Website and app data records:
+++++
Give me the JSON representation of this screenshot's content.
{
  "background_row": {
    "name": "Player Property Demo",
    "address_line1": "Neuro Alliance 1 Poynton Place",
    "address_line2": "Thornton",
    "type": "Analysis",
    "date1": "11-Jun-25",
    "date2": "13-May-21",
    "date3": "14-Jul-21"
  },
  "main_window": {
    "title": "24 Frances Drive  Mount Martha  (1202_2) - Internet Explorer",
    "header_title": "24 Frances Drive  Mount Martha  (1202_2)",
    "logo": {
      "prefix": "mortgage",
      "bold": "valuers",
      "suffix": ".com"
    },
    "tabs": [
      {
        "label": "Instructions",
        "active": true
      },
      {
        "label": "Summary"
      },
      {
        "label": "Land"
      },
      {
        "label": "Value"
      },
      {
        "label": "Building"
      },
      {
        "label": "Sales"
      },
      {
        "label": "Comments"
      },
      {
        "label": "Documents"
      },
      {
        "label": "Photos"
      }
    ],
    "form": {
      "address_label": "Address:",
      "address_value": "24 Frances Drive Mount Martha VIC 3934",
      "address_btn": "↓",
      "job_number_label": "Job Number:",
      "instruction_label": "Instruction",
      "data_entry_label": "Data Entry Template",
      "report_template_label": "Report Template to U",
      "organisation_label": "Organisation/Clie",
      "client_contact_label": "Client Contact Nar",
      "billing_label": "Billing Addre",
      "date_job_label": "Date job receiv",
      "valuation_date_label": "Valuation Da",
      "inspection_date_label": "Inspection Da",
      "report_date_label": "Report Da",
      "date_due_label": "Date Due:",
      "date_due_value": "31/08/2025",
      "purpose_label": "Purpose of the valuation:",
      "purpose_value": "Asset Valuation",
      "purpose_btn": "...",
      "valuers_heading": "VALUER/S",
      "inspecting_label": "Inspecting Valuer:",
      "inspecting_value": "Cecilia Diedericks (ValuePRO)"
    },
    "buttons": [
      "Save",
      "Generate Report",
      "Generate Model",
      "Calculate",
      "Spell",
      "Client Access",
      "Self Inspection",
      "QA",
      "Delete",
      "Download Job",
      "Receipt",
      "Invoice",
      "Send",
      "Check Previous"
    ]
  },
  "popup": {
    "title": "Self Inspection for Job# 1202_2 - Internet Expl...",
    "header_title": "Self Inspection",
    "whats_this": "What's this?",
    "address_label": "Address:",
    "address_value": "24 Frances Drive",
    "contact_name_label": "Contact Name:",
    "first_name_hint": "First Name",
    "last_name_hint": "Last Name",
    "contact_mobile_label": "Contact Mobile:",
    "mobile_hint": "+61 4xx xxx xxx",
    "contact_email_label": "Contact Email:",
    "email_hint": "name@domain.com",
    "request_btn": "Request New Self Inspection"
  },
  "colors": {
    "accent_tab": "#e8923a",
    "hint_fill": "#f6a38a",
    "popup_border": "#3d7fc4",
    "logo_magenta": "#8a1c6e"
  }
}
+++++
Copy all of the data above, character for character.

Result of this task:
Give me the JSON representation of this screenshot's content.
{
  "background_row": {
    "name": "Player Property Demo",
    "address_line1": "Neuro Alliance 1 Poynton Place",
    "address_line2": "Thornton",
    "type": "Analysis",
    "date1": "11-Jun-25",
    "date2": "13-May-21",
    "date3": "14-Jul-21"
  },
  "main_window": {
    "title": "24 Frances Drive  Mount Martha  (1202_2) - Internet Explorer",
    "header_title": "24 Frances Drive  Mount Martha  (1202_2)",
    "logo": {
      "prefix": "mortgage",
      "bold": "valuers",
      "suffix": ".com"
    },
    "tabs": [
      {
        "label": "Instructions",
        "active": true
      },
      {
        "label": "Summary"
      },
      {
        "label": "Land"
      },
      {
        "label": "Value"
      },
      {
        "label": "Building"
      },
      {
        "label": "Sales"
      },
      {
        "label": "Comments"
      },
      {
        "label": "Documents"
      },
      {
        "label": "Photos"
      }
    ],
    "form": {
      "address_label": "Address:",
      "address_value": "24 Frances Drive Mount Martha VIC 3934",
      "address_btn": "↓",
      "job_number_label": "Job Number:",
      "instruction_label": "Instruction",
      "data_entry_label": "Data Entry Template",
      "report_template_label": "Report Template to U",
      "organisation_label": "Organisation/Clie",
      "client_contact_label": "Client Contact Nar",
      "billing_label": "Billing Addre",
      "date_job_label": "Date job receiv",
      "valuation_date_label": "Valuation Da",
      "inspection_date_label": "Inspection Da",
      "report_date_label": "Report Da",
      "date_due_label": "Date Due:",
      "date_due_value": "31/08/2025",
      "purpose_label": "Purpose of the valuation:",
      "purpose_value": "Asset Valuation",
      "purpose_btn": "...",
      "valuers_heading": "VALUER/S",
      "inspecting_label": "Inspecting Valuer:",
      "inspecting_value": "Cecilia Diedericks (ValuePRO)"
    },
    "buttons": [
      "Save",
      "Generate Report",
      "Generate Model",
      "Calculate",
      "Spell",
      "Client Access",
      "Self Inspection",
      "QA",
      "Delete",
      "Download Job",
      "Receipt",
      "Invoice",
      "Send",
      "Check Previous"
    ]
  },
  "popup": {
    "title": "Self Inspection for Job# 1202_2 - Internet Expl...",
    "header_title": "Self Inspection",
    "whats_this": "What's this?",
    "address_label": "Address:",
    "address_value": "24 Frances Drive",
    "contact_name_label": "Contact Name:",
    "first_name_hint": "First Name",
    "last_name_hint": "Last Name",
    "contact_mobile_label": "Contact Mobile:",
    "mobile_hint": "+61 4xx xxx xxx",
    "contact_email_label": "Contact Email:",
    "email_hint": "name@domain.com",
    "request_btn": "Request New Self Inspection"
  },
  "colors": {
    "accent_tab": "#e8923a",
    "hint_fill": "#f6a38a",
    "popup_border": "#3d7fc4",
    "logo_magenta": "#8a1c6e"
  }
}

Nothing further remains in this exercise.